What the task asks: Copy out each line of the entries below in which the string "text" appears.

Data provided:
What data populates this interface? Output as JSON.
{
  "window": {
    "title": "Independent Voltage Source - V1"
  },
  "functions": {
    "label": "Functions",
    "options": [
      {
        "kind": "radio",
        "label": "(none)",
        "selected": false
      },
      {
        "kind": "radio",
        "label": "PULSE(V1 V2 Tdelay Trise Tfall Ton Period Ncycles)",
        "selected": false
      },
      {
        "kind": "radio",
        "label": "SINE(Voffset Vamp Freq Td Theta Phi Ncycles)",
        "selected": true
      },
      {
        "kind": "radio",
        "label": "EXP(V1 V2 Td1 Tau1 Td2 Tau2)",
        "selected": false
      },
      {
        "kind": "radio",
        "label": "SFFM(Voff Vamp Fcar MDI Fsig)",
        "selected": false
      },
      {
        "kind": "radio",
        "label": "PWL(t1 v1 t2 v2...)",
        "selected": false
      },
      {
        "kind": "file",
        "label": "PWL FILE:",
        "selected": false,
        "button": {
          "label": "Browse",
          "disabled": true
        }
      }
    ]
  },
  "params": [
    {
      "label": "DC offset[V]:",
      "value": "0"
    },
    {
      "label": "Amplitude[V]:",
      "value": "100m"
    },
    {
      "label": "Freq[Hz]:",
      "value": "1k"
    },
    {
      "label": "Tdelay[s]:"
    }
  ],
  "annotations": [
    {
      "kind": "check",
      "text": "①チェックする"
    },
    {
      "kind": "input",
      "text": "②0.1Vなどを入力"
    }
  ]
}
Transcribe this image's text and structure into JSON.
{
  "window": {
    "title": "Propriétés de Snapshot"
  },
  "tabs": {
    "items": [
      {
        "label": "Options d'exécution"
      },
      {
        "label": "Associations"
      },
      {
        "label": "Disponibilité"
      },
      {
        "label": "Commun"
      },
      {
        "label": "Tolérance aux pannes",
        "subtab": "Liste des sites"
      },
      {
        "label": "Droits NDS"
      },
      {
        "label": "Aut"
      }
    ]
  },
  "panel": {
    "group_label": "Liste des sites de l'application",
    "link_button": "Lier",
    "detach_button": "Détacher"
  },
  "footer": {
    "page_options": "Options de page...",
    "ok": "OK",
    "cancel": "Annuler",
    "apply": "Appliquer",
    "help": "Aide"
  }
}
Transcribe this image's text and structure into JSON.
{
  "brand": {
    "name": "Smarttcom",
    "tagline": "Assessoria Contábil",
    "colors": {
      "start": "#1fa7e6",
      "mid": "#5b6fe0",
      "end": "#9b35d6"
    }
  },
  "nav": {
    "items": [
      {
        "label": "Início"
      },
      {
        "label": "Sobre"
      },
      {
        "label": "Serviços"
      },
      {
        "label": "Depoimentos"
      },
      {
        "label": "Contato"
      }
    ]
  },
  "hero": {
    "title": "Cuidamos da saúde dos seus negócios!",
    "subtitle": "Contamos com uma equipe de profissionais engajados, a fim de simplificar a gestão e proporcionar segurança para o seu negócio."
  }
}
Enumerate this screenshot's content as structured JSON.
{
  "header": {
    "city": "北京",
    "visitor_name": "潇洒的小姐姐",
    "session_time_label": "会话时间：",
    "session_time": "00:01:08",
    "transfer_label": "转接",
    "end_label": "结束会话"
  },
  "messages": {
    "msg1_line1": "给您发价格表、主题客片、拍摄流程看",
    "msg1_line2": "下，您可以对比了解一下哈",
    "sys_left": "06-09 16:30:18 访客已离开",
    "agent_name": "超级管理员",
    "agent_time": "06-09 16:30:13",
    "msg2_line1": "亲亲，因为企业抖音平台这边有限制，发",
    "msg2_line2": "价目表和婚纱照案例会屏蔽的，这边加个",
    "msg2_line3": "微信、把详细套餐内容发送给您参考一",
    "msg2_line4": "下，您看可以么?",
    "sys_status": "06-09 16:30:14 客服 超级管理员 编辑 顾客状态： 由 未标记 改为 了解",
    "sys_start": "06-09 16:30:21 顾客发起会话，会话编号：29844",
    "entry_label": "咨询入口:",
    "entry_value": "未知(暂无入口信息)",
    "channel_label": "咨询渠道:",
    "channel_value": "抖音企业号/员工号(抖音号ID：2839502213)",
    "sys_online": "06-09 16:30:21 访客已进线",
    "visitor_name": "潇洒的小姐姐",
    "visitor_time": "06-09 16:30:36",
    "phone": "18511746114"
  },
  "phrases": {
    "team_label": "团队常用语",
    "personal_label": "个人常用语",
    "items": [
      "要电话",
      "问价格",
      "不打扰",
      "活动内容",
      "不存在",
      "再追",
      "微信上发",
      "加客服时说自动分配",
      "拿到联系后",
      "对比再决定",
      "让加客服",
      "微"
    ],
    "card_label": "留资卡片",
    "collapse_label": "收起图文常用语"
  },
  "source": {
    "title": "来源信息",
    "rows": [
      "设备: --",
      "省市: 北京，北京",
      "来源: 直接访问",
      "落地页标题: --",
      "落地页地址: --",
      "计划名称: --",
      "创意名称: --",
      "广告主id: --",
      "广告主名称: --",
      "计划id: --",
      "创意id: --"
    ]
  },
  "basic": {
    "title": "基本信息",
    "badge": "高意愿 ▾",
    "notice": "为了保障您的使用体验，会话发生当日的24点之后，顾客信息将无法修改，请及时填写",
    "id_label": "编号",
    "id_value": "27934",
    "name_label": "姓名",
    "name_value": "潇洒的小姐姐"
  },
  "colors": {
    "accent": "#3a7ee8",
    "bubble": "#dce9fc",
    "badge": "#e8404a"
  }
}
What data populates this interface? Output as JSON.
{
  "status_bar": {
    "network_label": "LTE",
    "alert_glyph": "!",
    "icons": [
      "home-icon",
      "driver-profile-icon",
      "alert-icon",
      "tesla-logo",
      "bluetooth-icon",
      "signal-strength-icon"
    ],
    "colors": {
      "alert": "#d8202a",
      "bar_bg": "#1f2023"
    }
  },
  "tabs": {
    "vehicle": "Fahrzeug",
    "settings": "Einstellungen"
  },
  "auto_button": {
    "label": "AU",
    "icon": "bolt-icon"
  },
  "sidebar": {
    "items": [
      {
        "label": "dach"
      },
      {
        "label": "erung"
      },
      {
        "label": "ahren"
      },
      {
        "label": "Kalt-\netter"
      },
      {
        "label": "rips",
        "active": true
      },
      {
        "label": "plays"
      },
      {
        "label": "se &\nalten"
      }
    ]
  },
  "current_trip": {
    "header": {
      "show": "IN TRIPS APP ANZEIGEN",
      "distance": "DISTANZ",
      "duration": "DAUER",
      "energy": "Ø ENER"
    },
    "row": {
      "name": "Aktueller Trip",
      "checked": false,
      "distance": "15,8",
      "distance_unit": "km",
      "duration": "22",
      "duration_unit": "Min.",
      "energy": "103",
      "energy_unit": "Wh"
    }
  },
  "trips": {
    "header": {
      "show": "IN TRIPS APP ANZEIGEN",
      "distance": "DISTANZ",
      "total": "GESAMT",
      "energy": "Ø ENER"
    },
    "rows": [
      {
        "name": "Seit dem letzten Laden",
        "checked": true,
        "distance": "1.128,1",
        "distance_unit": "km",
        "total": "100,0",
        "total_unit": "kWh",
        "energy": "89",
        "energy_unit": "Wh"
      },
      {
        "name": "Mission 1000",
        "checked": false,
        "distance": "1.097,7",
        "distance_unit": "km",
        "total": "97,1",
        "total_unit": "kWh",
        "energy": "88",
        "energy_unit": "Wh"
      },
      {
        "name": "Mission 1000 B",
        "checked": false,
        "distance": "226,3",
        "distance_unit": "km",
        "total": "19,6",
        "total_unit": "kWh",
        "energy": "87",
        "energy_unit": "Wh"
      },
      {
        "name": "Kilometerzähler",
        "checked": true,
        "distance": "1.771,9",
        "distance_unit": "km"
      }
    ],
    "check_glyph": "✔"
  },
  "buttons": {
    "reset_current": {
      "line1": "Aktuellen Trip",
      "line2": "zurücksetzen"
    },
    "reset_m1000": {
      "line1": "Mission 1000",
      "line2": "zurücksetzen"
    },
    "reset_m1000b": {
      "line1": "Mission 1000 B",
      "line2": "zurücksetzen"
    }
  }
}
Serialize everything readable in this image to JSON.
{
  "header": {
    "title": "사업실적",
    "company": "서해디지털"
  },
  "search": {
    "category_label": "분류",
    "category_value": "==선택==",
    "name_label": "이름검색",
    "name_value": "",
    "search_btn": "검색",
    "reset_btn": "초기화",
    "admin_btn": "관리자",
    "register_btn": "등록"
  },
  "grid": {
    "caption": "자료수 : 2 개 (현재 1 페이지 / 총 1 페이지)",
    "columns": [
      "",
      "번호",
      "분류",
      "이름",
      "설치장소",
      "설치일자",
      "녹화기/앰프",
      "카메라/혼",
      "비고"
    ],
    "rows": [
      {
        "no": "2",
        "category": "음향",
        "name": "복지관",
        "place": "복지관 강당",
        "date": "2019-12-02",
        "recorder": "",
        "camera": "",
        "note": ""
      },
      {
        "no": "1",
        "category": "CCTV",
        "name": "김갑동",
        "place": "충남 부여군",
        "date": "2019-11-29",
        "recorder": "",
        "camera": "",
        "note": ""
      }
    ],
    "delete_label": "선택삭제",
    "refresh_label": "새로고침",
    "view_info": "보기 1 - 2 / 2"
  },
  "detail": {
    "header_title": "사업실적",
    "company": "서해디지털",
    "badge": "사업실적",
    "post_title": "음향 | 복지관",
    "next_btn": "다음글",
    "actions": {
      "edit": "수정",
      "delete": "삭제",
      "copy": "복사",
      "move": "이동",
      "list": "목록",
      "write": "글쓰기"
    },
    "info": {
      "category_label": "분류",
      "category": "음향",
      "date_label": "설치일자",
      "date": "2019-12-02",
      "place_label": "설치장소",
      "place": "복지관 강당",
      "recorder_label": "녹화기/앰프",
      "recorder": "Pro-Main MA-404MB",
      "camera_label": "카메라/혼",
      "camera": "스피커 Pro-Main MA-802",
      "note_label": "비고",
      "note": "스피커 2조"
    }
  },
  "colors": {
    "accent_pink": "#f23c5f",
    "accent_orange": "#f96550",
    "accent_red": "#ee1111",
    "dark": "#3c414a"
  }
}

Task output:
      "text": "①チェックする"
      "text": "②0.1Vなどを入力"
Transcribe this image's text and structure into JSON.
Transcribe this image's text and structure into JSON.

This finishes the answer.